As an employer, you simply can’t make the mistake of retaliating against a worker that submits a complaint against you with the Occupational Safety and Health Administration (OSHA). Federal law protects your employees against acts of retaliation, whether made internally or to a relevant government agency. Your workers have the right to report unsafe workplaces, and no business owner is protected from their own negligence.
In this brief article, an OSHA lawyer will discuss how the new Taxpayer First Act (TFA) affects the way retaliation complaints are handled by OSHA. This statute was signed into law on July 1, 2019, allowing OSHA to manage worker retaliation complaints against employers under the TFA. Remember, to protect your business from safety violations, consult our OSHA lawyers.
What You Need to Know
Under the TFA, OSHA has the ability to investigate retaliatory actions made against employees that have submitted a complaint. OSHA can investigate a number of different complaints, including those related to:
- Underpayment of tax
- Violations of internal revenue laws
- Violations of federal laws dealing with tax fraud to the Internal Revenue Service (IRS) or any other federal entity listed in the TFA, such as a supervisor or other employee that has the ability to investigate, discover, or eliminate misconduct.
- Employees testifying, assisting, or otherwise taking part in any form of administrative or judicial action with the IRS. For example, an investigation looking into the alleged underpayment of tax, violation of internal revenue law, or violation of any federal law dealing with tax fraud.
How Complaints Are Processed
For now, OSHA will process all TFA whistleblower complaints in accordance with the procedures outlined in the Wendell H. Ford Aviation Investment and Reform Act for the 21st Century (AIR21), 49 U.S.C. § 42121. This process is likely to change once an interim final rule is issued, as this complaint procedure is intended to deal specifically with cases involving the aviation industry. That said, this procedure currently serves as a satisfactory method for handling complaints.
OSHA’s Whistleblower Protection Program
According to OSHA, the Whistleblower Protection Program is designed to enforce the more than 20 whistleblower statutes protecting employees in the United States. This program supports employees in a wide variety of industries by protecting their right to file complaints related to workplace safety and health and a myriad of other considerations. As a business owner, you must allow your workers to submit complaints if they feel doing so is justified. You can prevent complaints by focusing on workplace safety, implementing training programs, educating workers, making safety a central component of your workplace culture, and consulting an OSHA lawyer.

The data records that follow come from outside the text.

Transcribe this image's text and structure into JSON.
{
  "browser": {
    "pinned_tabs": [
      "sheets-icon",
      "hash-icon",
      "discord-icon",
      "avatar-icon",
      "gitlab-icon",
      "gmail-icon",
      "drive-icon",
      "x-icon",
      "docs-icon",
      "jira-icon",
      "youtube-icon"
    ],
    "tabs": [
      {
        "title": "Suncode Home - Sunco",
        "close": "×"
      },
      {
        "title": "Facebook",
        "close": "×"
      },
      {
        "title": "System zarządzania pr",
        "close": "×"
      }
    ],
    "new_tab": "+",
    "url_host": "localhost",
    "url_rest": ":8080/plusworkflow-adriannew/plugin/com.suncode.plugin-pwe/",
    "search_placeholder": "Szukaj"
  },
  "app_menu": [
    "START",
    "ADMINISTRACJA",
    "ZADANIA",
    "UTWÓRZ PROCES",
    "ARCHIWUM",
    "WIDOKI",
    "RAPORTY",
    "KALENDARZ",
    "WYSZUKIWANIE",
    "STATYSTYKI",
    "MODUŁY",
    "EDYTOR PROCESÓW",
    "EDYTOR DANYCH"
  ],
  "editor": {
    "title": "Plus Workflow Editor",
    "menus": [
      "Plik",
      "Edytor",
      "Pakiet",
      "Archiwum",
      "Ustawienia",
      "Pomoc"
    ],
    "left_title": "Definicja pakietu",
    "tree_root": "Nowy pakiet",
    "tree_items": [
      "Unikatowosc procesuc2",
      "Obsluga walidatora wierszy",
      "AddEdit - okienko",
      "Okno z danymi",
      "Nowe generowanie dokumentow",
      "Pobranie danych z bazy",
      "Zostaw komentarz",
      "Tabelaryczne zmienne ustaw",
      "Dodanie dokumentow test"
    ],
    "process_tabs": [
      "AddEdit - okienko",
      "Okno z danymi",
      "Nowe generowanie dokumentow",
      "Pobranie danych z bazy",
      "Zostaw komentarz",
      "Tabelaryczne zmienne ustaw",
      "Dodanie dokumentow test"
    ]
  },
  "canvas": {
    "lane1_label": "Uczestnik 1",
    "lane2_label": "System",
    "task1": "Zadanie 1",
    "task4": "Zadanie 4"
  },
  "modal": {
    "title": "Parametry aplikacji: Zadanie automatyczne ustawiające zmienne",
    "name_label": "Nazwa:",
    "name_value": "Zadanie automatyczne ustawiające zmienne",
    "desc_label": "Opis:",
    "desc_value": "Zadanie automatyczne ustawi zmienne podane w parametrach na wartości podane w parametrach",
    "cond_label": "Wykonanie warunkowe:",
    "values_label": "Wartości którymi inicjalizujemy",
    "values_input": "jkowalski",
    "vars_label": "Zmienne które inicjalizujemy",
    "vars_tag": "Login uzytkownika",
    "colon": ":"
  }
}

Disclaimer: The information contained in this article is for general educational information only. This information does not constitute legal advice, is not intended to constitute legal advice, nor should it be relied upon as legal advice for your specific factual pattern or situation.